> _EXERCISE INSTRUCTIONS_
From the listing below, pull out all lines with "Activates" in them.

:: SOURCE DATA

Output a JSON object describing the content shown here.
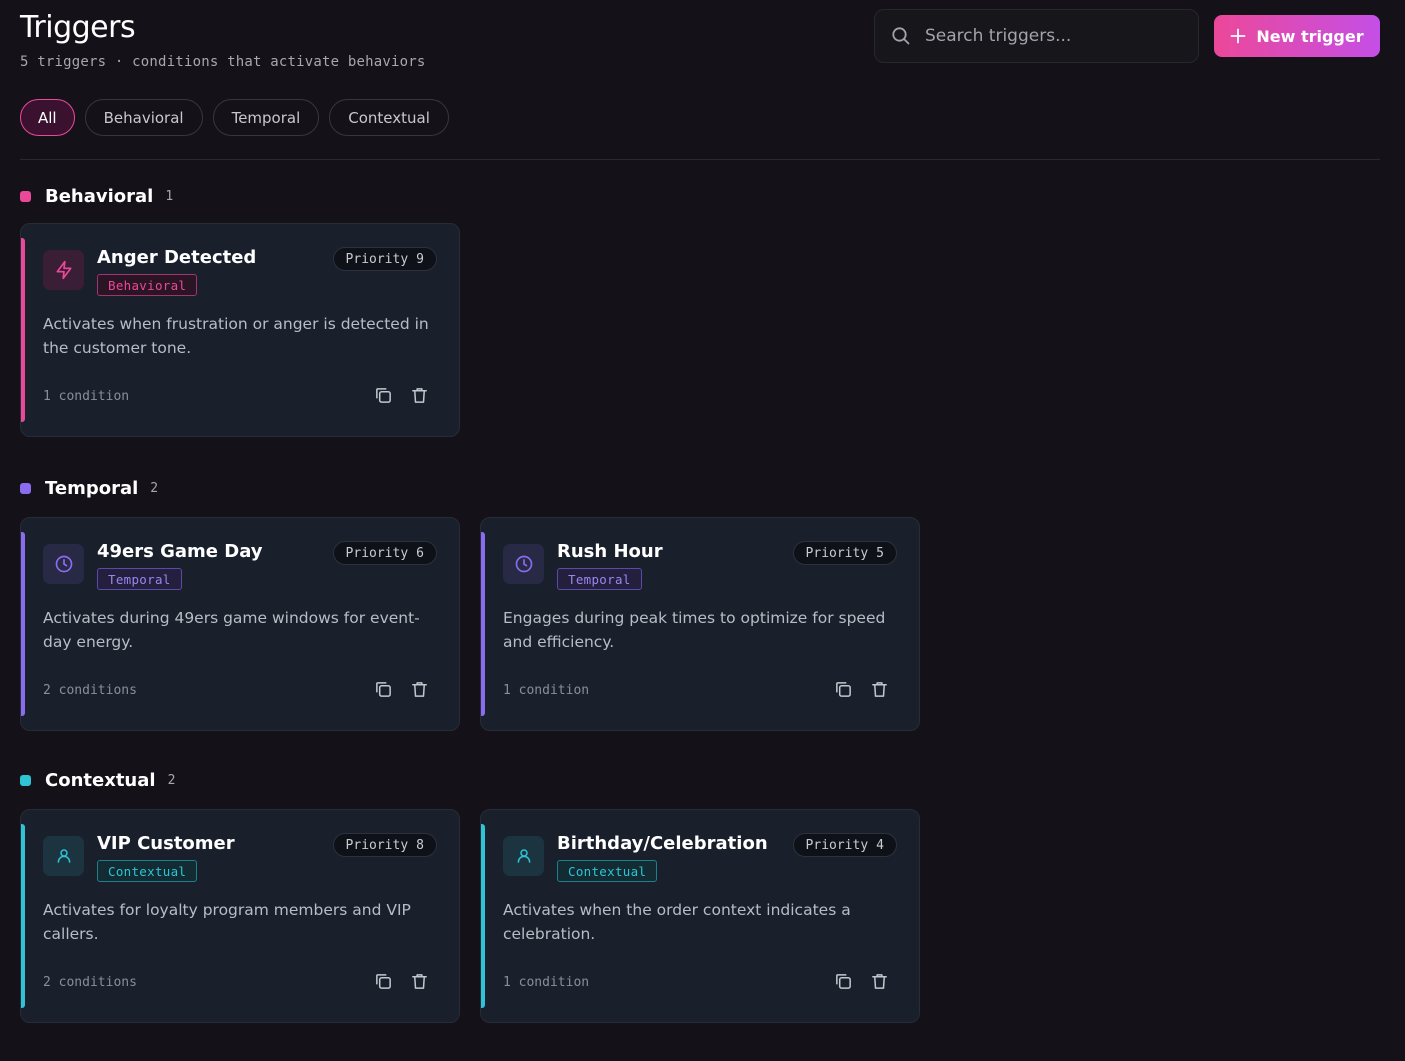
{
  "header": {
    "title": "Triggers",
    "subtitle": "5 triggers · conditions that activate behaviors"
  },
  "search": {
    "placeholder": "Search triggers..."
  },
  "new_button": {
    "label": "New trigger",
    "icon": "plus-icon"
  },
  "filters": [
    {
      "label": "All",
      "active": true
    },
    {
      "label": "Behavioral",
      "active": false
    },
    {
      "label": "Temporal",
      "active": false
    },
    {
      "label": "Contextual",
      "active": false
    }
  ],
  "colors": {
    "behavioral": "#ec4899",
    "temporal": "#8b6cf0",
    "contextual": "#2ec4d6",
    "accent_gradient_start": "#ec4899",
    "accent_gradient_end": "#c44fe6"
  },
  "sections": [
    {
      "title": "Behavioral",
      "count": "1",
      "cards": [
        {
          "title": "Anger Detected",
          "tag": "Behavioral",
          "icon": "lightning-icon",
          "priority_label": "Priority",
          "priority_value": "9",
          "description": "Activates when frustration or anger is detected in the customer tone.",
          "conditions": "1 condition"
        }
      ]
    },
    {
      "title": "Temporal",
      "count": "2",
      "cards": [
        {
          "title": "49ers Game Day",
          "tag": "Temporal",
          "icon": "clock-icon",
          "priority_label": "Priority",
          "priority_value": "6",
          "description": "Activates during 49ers game windows for event-day energy.",
          "conditions": "2 conditions"
        },
        {
          "title": "Rush Hour",
          "tag": "Temporal",
          "icon": "clock-icon",
          "priority_label": "Priority",
          "priority_value": "5",
          "description": "Engages during peak times to optimize for speed and efficiency.",
          "conditions": "1 condition"
        }
      ]
    },
    {
      "title": "Contextual",
      "count": "2",
      "cards": [
        {
          "title": "VIP Customer",
          "tag": "Contextual",
          "icon": "user-icon",
          "priority_label": "Priority",
          "priority_value": "8",
          "description": "Activates for loyalty program members and VIP callers.",
          "conditions": "2 conditions"
        },
        {
          "title": "Birthday/Celebration",
          "tag": "Contextual",
          "icon": "user-icon",
          "priority_label": "Priority",
          "priority_value": "4",
          "description": "Activates when the order context indicates a celebration.",
          "conditions": "1 condition"
        }
      ]
    }
  ]
}
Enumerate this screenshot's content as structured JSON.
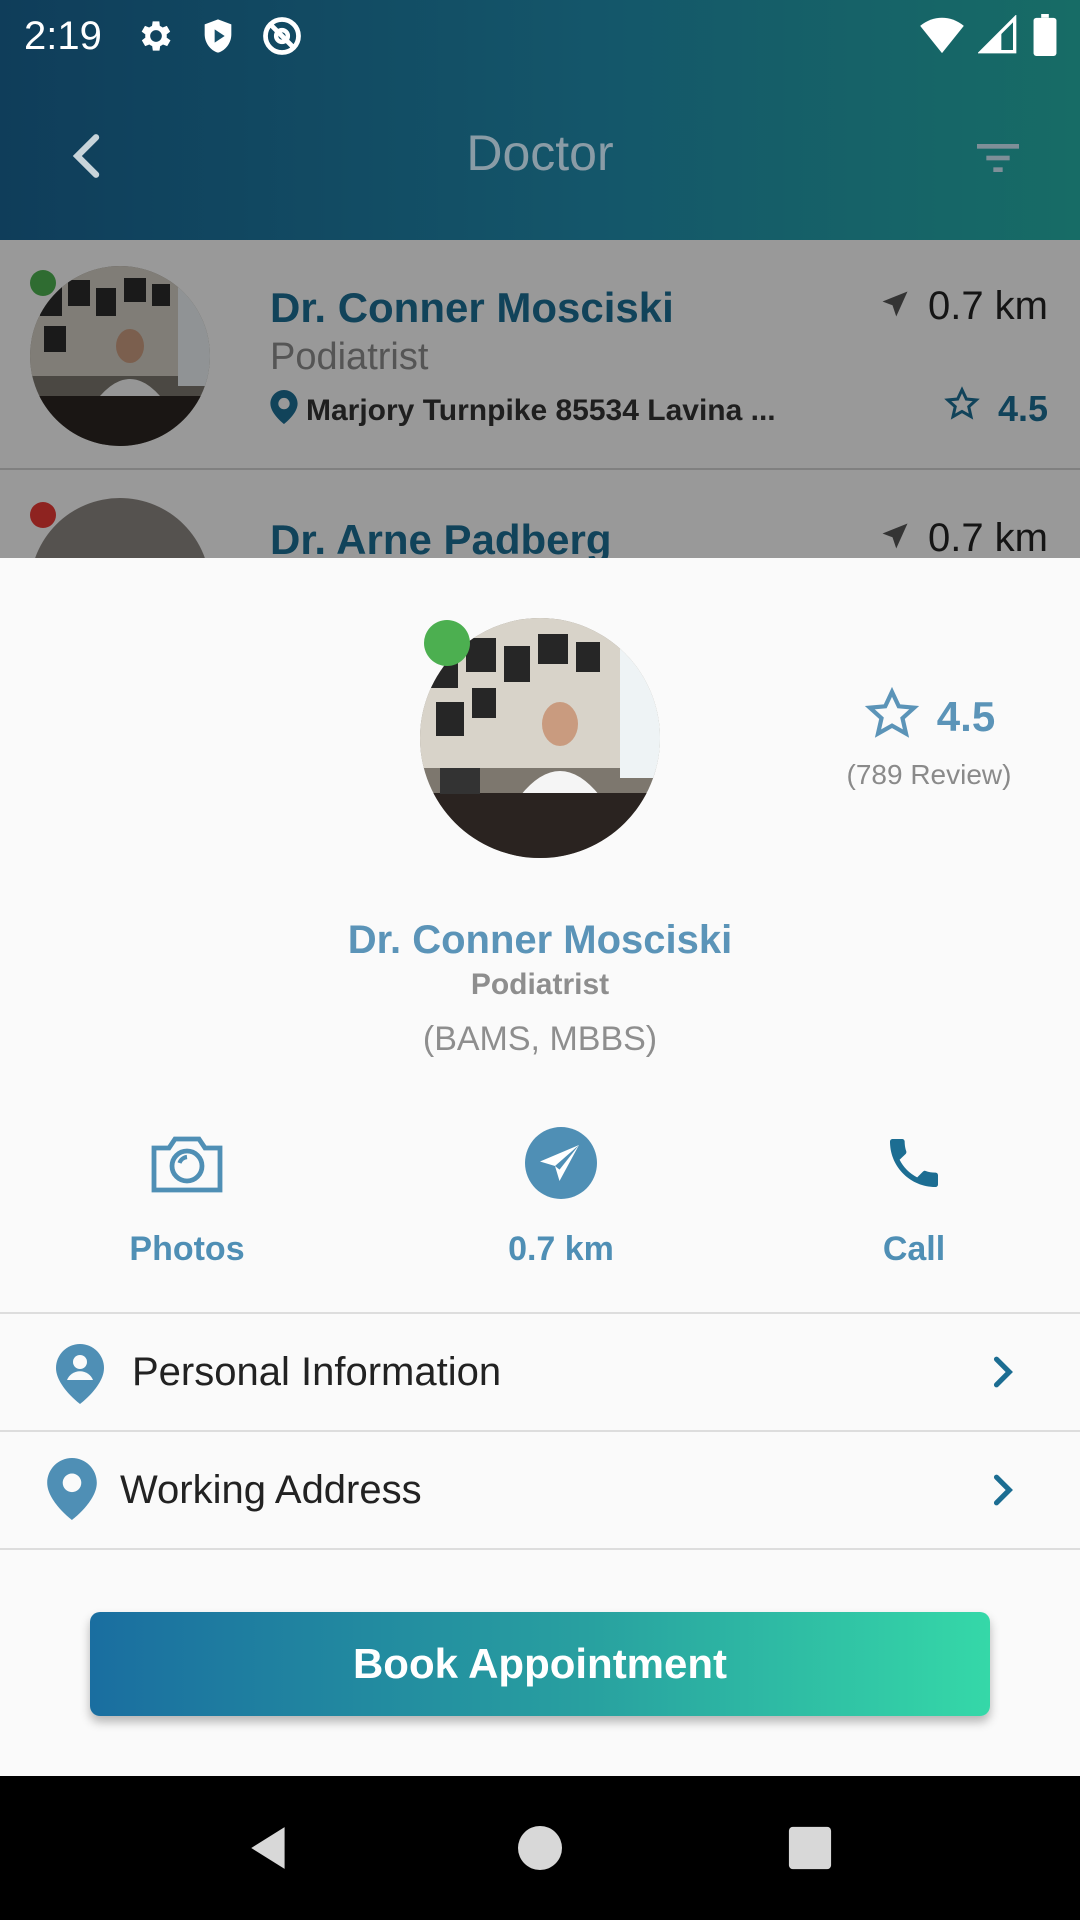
{
  "status_bar": {
    "time": "2:19",
    "icons": [
      "gear-icon",
      "shield-play-icon",
      "at-sign-off-icon",
      "wifi-icon",
      "cell-signal-icon",
      "battery-icon"
    ]
  },
  "app_bar": {
    "title": "Doctor",
    "back_icon": "chevron-left-icon",
    "filter_icon": "filter-icon"
  },
  "list": {
    "items": [
      {
        "name": "Dr. Conner Mosciski",
        "specialty": "Podiatrist",
        "address": "Marjory Turnpike 85534 Lavina ...",
        "distance": "0.7 km",
        "rating": "4.5",
        "status_color": "#4caf50"
      },
      {
        "name": "Dr. Arne Padberg",
        "distance": "0.7 km",
        "status_color": "#e53935"
      }
    ]
  },
  "profile": {
    "name": "Dr. Conner Mosciski",
    "specialty": "Podiatrist",
    "degrees": "(BAMS, MBBS)",
    "rating": "4.5",
    "reviews": "(789 Review)",
    "online_color": "#4caf50"
  },
  "actions": [
    {
      "label": "Photos",
      "icon": "camera-icon"
    },
    {
      "label": "0.7 km",
      "icon": "send-icon"
    },
    {
      "label": "Call",
      "icon": "phone-icon"
    }
  ],
  "menu": [
    {
      "label": "Personal Information",
      "icon": "person-pin-icon"
    },
    {
      "label": "Working Address",
      "icon": "location-pin-icon"
    }
  ],
  "book_button": {
    "label": "Book Appointment"
  },
  "colors": {
    "primary": "#1c6d92",
    "accent_light": "#5b94b8",
    "gradient_start": "#1a6ea0",
    "gradient_end": "#35d8a8"
  },
  "nav_bar": {
    "icons": [
      "back-triangle-icon",
      "home-circle-icon",
      "recents-square-icon"
    ]
  }
}
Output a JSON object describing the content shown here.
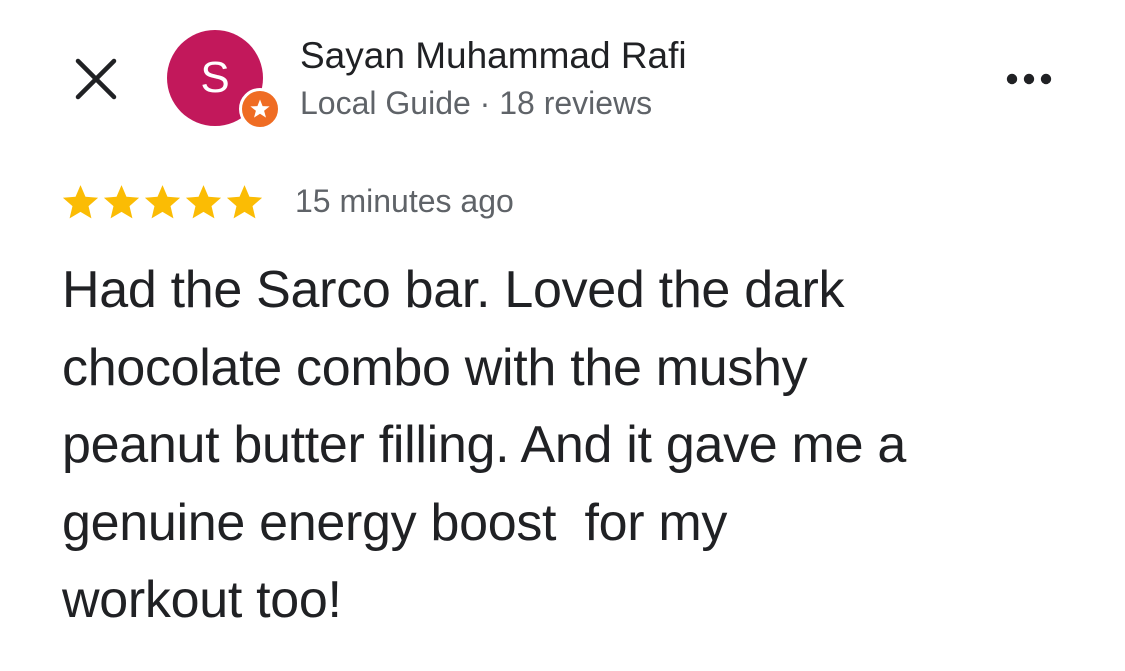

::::

> _TASK RESPONSE_
          "description": "Activates when frustration or anger is detected in the customer tone.",
          "description": "Activates during 49ers game windows for event-day energy.",
          "description": "Activates for loyalty program members and VIP callers.",
          "description": "Activates when the order context indicates a celebration.",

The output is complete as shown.